Globally, there has been reduction in infant mortality rates, from 5 million in 1990 to 2.4 million in 2019. Premature new-born are at high risk during their first 28 days of life, primarily due to conditions and diseases that can be overcome with quality care, and sufficient treatment. Of these, preterm birth, birth defects, infections, and intrapartum-related complications, such as birth asphyxia or poor respiration, are the most common causes.
Factors, such as high birth rates in developing countries, prevalence of premature births, increasing awareness regarding quality newborn care, along with the government’s efforts to improve survival rates, are bringing the neonatal care medical equipment market into focus.
From the moment of birth to the first few days of life, conditions, such as hypothermia or lack of oxygen, may cause cells to die or not function properly leading to inadequate growth and damage to developing organs, such as the brain, lungs, and heart. To avoid complications, newborn babies should be assessed for any signs of serious health issues, provided with thermal protection, given early exclusive breastfeeding, and should also be checked for the need of additional care in cases of sick or low-birthweight babies. A womb-like environment for babies encourages parental bonding, and lowers stress, such as touch, light, and sound. Good-quality incubators that can support procedures by working also as a warmer, along with build in-bed weighing scales, boost air pressure dispersing mattress, bed height adjustment with tilt, are very helpful because they are designed to ensure that the transition remains smooth for the babies and keep them thermally stable.
Selection of technologies for closed care units by the knowledgeable caregivers are dependent on temperature overshoot, setting temperature accuracy, temperature distribution during mattress tilting, temperature gradient change on opening access ports, temperature change on opening admittance panel, warm-up time, filter performance – 0.3m dust count test, humidification performance and noise level. New generation infant incubators have inherited the highest quality features and state of art technology. Superior performance as infant warmer enables better medical treatment.

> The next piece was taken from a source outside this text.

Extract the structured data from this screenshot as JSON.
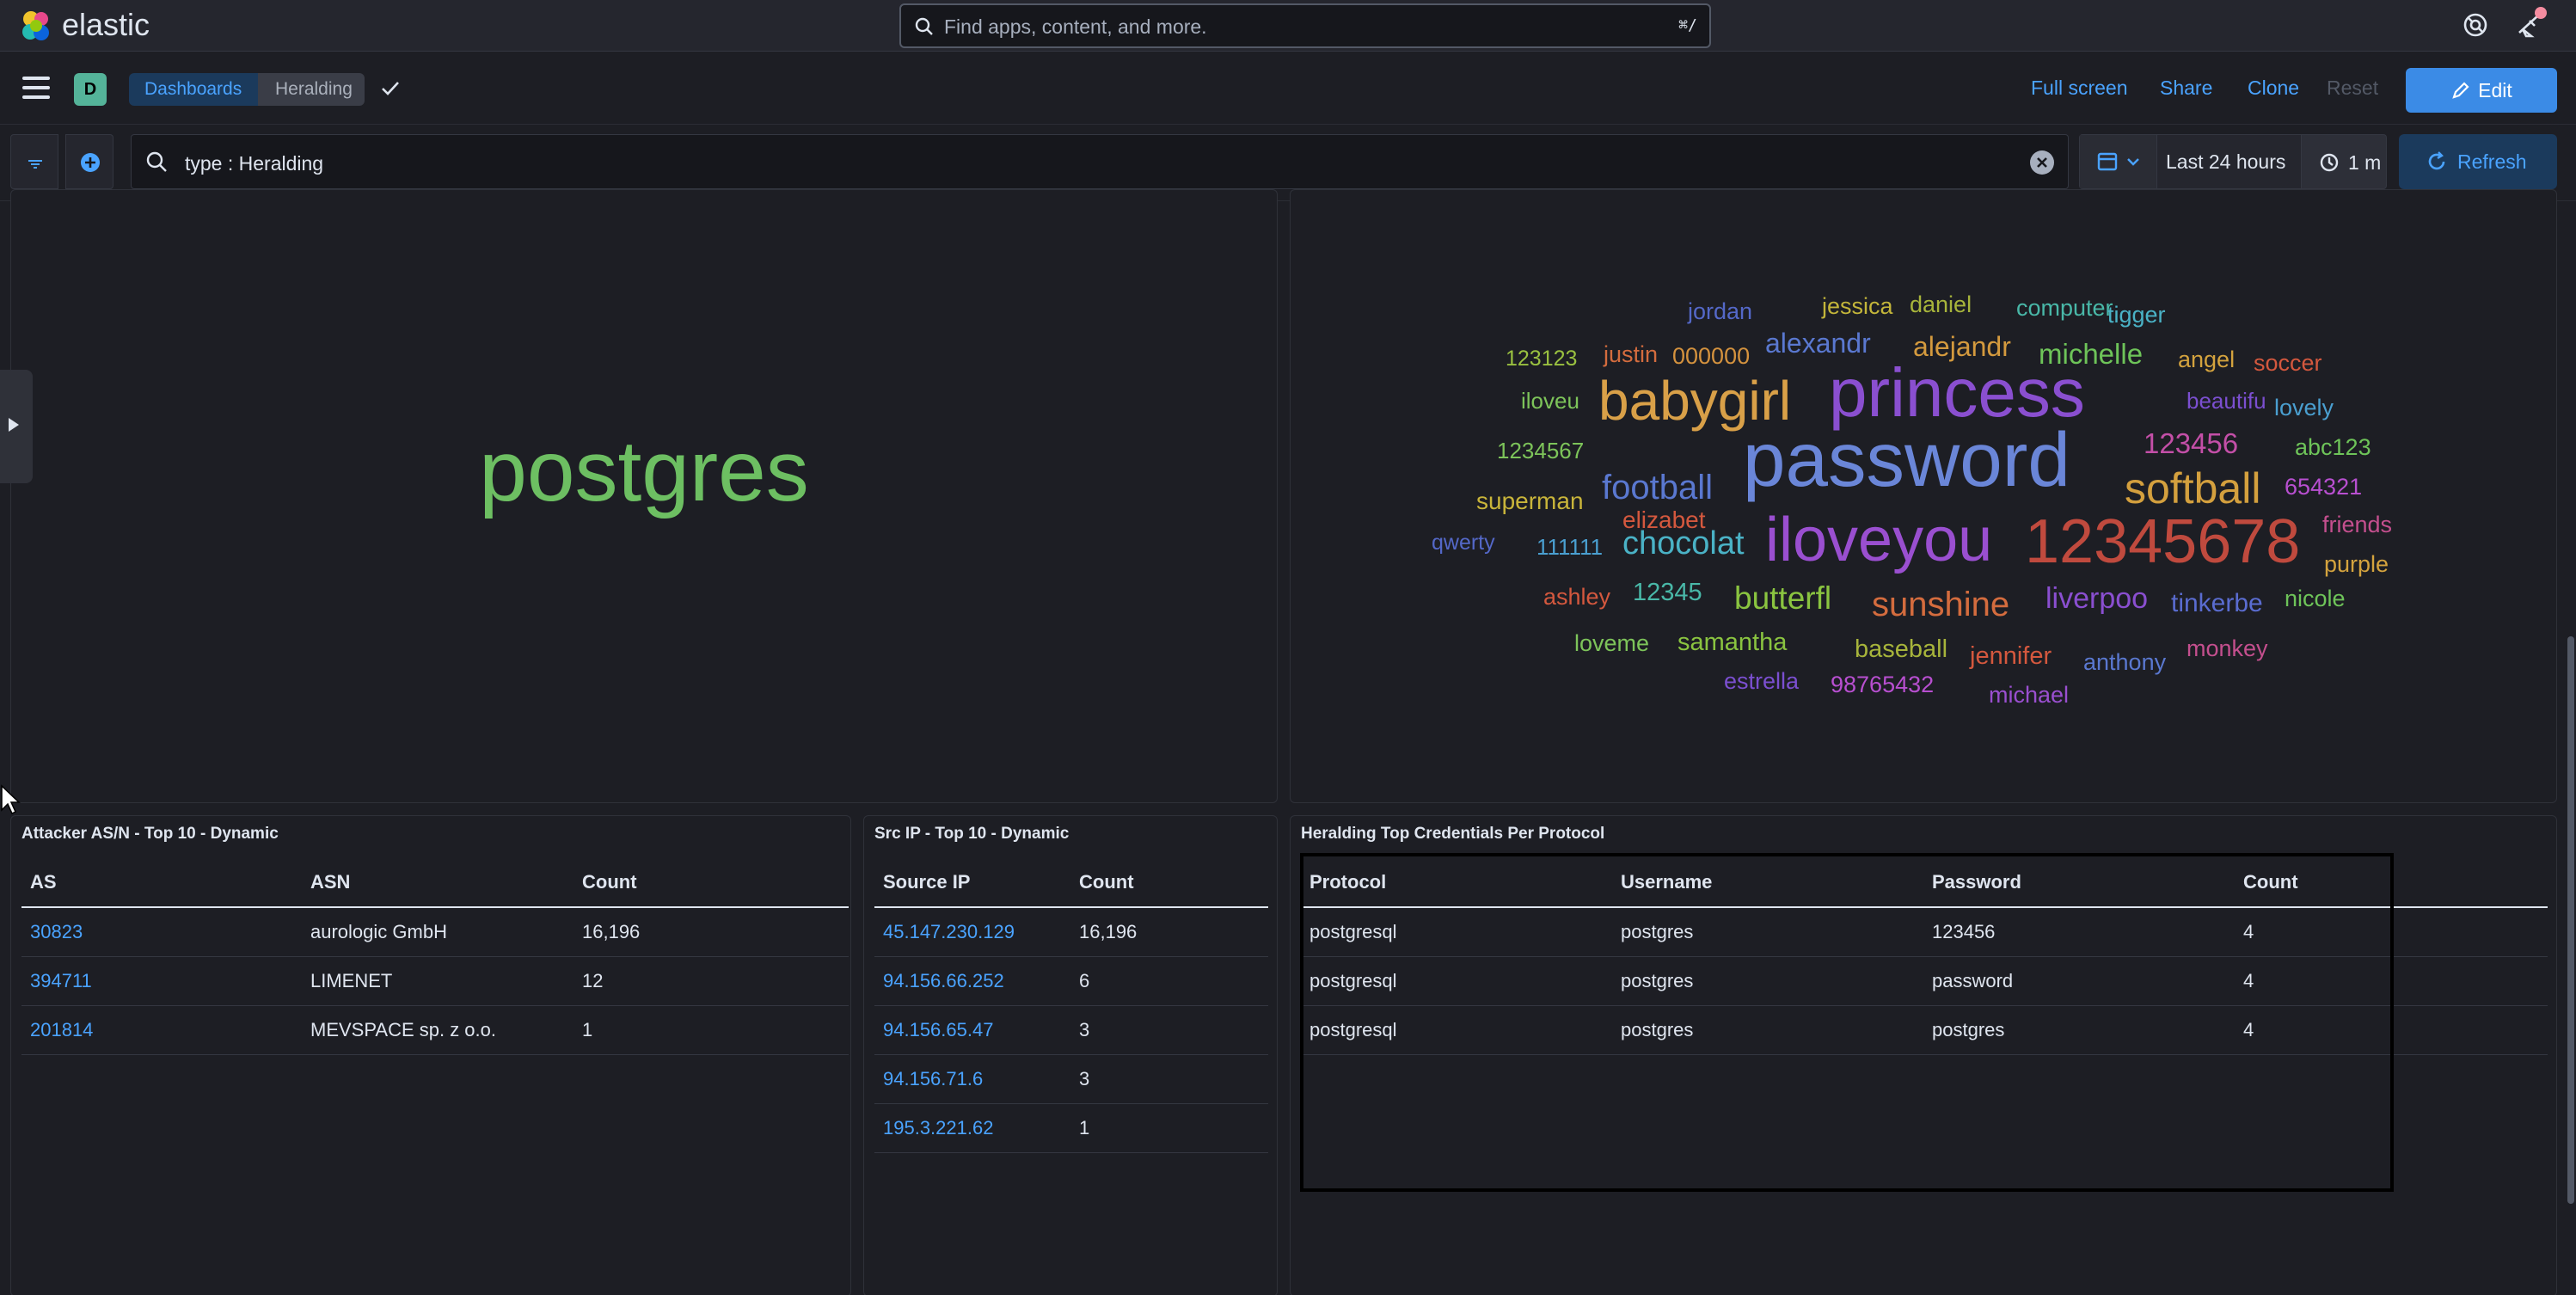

Modern technology neonatal ventilators play a vital role today in the NICUs by collecting diverse types of data to facilitate an informed decision. Non-invasive ventilatory support (NIV) is considered to be the gold standard in the care of preterm infants with respiratory distress syndrome (RDS). The risk for lung injury in preterm infants can be minimized by avoiding intubation and using NIV modes. Selecting an appropriate form of NIV and most suitable patient interface depends on multiple factors like gestational age, underlying lung pathophysiology, local facilities, type of NIV used, health provider’s team experience and skill sets, and resources available at disposal.
In newborn, the diaphragmatic or abdominal breathing is very pronounced. Monitoring infant breathing activity on the diaphragm or abdomen with sensors, and using it as a trigger for inspiration, is an effective way to support reliable and accurate synchrony in non-invasive ventilation (NIV). Furthermore, manually regulating the inspiratory oxygen is complicated and time-consuming. An algorithm to automate the oxygen control has been developed for better stable outcome in reducing manual intervention for the users.
In conclusion, newborn care requires skilled and quality care from the moment of birth to the first few days of life. The use of advanced technology, such as good-quality reliable incubators, accurate synchrony in NIV mode, and automated oxygen control algorithms in neonatal ventilator, improve neonatal outcomes and reduce the risk of complications. Careful monitoring of vital signs and synchronizing ventilation support is vital for successful treatment. Superior technology products with reliability and good after-sales service ensures best possible outcomes for neonatal patients.